Boyce made the “flawed” comment in the roll-out of Peabody's “five point plan” — which is more a grumpy rejoinder to a world keen on replacing coal with renewable energy, than an actual plan.
Peabody, which touts itself as the “world's largest private coal company,” and Greg Boyce have made many public statements over the years questioning the realities of climate change and the scientific conclusions linking it to the burning of fossil fuels.
Here are a few examples of statements about climate change made by Boyce and Peabody over the years: (all statements are cited with footnotes in this Union of Concerned Scientists' briefing note - PDF)
- “The greatest crisis society confronts is not a future environmental crisis predicted by computer models but a human crisis today that is fully within our power to solve—with coal.” – Website of Peabody Energy Corporation
- Asked in March 2007 whether high levels of CO2 in the air are harmful, Chairman Greg Boyce said, “I think the simple answer is we don't know.” – Gregory Boyce, CEO and Chairman of Peabody Energy Corporation.
- “Although EPA credits these extremely uncertain computer-model predictions, it does not give sufficient weight to the demonstrated, known benefits of CO2 as plant food.” – Peabody Energy Corporation

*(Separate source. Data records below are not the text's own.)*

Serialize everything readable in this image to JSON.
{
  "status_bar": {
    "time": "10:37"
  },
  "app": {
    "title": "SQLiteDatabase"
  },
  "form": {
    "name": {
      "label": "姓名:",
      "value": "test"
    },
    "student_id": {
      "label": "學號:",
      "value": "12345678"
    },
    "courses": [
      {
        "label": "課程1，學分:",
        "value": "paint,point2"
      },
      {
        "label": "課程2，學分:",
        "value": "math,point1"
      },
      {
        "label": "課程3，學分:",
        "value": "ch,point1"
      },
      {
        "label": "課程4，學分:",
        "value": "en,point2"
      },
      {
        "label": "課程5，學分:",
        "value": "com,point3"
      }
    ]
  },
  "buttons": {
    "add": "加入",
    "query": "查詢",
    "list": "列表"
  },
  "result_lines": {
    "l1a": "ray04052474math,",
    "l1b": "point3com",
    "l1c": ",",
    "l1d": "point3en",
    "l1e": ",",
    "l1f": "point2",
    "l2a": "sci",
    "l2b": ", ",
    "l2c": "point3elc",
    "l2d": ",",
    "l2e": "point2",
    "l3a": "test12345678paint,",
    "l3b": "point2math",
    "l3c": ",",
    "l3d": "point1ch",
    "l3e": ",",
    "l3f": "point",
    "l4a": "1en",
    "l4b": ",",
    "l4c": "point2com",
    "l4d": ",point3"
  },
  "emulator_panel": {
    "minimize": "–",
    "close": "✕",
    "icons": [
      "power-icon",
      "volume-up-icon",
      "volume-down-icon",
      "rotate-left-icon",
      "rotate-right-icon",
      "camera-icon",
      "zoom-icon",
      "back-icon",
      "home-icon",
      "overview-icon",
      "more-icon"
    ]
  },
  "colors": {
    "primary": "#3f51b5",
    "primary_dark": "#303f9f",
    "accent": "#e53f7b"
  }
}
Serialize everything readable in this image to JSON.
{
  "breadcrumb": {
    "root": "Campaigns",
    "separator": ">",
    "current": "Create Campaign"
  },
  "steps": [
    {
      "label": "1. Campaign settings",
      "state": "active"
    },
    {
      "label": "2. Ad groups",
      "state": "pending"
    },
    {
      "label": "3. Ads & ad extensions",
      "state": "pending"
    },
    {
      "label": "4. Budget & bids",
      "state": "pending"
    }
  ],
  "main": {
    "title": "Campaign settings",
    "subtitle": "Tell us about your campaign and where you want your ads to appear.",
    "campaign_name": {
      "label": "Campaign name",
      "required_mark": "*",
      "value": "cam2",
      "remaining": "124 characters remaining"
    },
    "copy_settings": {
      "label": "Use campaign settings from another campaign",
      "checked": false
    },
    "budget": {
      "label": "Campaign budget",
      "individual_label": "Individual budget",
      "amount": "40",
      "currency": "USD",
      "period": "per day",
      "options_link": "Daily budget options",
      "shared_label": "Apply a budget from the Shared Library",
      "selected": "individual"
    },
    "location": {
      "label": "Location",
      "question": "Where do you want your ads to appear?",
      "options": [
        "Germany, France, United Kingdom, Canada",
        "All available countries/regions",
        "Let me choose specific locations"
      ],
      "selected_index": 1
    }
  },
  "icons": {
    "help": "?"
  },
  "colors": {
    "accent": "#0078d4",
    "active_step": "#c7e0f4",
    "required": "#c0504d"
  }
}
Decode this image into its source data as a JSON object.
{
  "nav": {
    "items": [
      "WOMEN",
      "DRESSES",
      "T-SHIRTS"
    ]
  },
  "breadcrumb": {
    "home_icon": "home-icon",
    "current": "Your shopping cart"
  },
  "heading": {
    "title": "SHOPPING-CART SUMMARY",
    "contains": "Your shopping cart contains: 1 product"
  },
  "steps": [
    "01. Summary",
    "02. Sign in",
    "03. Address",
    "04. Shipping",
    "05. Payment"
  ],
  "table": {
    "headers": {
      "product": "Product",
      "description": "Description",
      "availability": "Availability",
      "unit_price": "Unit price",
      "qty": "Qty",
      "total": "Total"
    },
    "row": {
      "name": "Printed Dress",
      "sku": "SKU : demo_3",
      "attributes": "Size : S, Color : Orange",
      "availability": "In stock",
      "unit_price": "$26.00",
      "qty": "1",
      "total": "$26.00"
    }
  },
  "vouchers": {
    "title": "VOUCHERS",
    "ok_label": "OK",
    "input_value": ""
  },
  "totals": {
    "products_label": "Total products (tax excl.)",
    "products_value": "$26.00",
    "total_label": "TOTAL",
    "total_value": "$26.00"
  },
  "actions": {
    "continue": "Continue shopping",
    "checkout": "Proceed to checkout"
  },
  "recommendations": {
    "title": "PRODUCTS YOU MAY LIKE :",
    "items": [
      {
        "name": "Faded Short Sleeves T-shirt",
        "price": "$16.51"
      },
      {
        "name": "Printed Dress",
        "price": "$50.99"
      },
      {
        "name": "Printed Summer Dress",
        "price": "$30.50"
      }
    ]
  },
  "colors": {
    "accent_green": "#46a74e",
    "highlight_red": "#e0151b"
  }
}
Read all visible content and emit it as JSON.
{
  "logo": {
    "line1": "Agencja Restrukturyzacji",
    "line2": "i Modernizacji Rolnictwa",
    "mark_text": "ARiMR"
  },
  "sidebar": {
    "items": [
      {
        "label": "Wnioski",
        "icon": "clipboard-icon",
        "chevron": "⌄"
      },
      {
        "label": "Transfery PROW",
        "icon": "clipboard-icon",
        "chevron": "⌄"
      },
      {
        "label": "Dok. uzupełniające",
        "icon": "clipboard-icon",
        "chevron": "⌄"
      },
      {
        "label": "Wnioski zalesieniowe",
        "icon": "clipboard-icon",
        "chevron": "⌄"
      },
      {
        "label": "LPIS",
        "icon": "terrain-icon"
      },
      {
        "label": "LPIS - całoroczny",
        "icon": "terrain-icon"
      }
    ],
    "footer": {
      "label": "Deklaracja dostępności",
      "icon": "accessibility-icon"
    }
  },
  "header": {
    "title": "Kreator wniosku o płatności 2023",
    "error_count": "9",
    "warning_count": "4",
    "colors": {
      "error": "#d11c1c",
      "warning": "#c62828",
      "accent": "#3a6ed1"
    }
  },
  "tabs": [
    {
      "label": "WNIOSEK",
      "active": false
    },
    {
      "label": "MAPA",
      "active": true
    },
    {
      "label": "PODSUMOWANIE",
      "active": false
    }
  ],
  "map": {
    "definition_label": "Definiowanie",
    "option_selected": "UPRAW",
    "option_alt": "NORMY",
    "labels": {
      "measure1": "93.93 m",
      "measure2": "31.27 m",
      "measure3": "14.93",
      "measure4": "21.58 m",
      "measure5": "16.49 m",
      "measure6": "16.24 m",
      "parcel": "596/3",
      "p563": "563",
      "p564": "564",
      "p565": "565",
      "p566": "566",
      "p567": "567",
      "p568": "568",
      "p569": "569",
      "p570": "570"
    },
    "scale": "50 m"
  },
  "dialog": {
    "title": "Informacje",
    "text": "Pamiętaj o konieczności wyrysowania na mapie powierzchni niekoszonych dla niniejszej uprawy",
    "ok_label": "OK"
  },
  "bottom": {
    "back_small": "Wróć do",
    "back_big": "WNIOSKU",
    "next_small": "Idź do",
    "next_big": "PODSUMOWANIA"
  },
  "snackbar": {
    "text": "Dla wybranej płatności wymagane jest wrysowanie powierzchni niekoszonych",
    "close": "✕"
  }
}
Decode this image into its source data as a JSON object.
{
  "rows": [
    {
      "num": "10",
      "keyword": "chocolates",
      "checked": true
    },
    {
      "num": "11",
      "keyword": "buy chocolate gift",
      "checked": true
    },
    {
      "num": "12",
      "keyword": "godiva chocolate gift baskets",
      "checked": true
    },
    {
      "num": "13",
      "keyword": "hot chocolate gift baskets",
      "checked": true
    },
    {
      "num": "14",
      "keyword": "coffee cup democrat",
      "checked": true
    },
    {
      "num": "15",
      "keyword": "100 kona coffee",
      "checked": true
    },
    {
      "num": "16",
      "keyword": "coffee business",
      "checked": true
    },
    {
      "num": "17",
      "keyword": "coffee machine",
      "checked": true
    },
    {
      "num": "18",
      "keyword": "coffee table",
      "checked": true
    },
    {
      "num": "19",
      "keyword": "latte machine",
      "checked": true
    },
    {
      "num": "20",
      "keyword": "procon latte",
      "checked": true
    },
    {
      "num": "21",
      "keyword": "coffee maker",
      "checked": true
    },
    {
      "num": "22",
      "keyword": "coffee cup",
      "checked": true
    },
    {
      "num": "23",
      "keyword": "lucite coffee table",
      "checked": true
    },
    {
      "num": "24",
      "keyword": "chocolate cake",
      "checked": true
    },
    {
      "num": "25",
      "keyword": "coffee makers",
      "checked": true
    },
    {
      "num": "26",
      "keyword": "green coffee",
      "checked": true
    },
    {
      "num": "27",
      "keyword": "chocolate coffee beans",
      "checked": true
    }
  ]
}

There are many more citations in the UCS document, much of the same flavour as these statements above.
And while Mr. Boyce and Peabody Energy obviously have a right to their opinions, looking at the current state of Peabody's financials, it is worth reflecting on how this company's attitudes about climate change over the years may have contributed to its financial woes.
Peabody's stock (NYSE: BTU) is down from a high of over $72 per share in mid-2011, to less than $5 per share today. The drop in its stock price over the last 5 years is staggering:
Any good businessperson knows that the key to making money over the long term is to be constantly watching your market performance. Keeping an eye out for new trends that will impact your business both positvely and negatively is the name of the game.
Regulations on the products and processes that are at the root of the climate change crisis should not come as a shock to anyone in the fossil fuel industry. Afterall, the United Nations has been grappling with the terms of a global agreement on carbon emissions reductions for the better part of two decades.
Smart companies have adjusted to this shift in the marketplace. Others have not.
So should it come as any surprise that a company like Peabody, that is so out of step with the contemporary thinking on climate change, is floundering in the stock market?
Image credit: Bill Herdon on FIickr